## Work to be completed
Your task is to copy every line of the entries that holds the word "title".

[App and web page records]
---

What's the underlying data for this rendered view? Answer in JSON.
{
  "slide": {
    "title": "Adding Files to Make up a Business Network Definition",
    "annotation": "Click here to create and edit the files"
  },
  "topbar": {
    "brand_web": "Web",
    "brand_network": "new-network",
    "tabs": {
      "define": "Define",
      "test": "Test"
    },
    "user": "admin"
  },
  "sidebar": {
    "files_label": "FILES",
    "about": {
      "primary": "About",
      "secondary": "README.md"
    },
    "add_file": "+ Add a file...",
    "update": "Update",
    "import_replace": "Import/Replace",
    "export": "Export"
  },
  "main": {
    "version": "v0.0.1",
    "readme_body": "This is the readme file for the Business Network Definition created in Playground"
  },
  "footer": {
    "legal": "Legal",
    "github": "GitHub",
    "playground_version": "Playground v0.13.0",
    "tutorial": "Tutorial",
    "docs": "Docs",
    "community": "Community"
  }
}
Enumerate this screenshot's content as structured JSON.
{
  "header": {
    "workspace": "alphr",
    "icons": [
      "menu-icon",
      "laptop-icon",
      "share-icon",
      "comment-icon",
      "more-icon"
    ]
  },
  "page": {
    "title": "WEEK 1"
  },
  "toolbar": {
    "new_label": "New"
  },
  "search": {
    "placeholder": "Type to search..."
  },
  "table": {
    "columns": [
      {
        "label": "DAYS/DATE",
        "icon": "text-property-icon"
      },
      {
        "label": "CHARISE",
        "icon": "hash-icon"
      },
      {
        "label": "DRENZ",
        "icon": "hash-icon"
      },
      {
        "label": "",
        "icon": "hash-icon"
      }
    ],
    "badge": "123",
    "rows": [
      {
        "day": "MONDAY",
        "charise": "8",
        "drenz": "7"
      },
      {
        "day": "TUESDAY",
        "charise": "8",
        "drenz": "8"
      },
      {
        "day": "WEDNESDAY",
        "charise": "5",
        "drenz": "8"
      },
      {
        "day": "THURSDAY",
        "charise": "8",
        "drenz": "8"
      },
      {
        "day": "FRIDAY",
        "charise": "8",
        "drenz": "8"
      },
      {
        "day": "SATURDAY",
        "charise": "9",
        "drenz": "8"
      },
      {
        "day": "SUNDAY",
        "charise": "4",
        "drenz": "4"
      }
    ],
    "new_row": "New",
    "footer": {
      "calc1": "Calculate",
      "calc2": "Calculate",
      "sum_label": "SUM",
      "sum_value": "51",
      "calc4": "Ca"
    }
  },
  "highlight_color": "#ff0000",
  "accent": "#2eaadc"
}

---

## Solution for this task
    "title": "Adding Files to Make up a Business Network Definition",
    "title": "WEEK 1"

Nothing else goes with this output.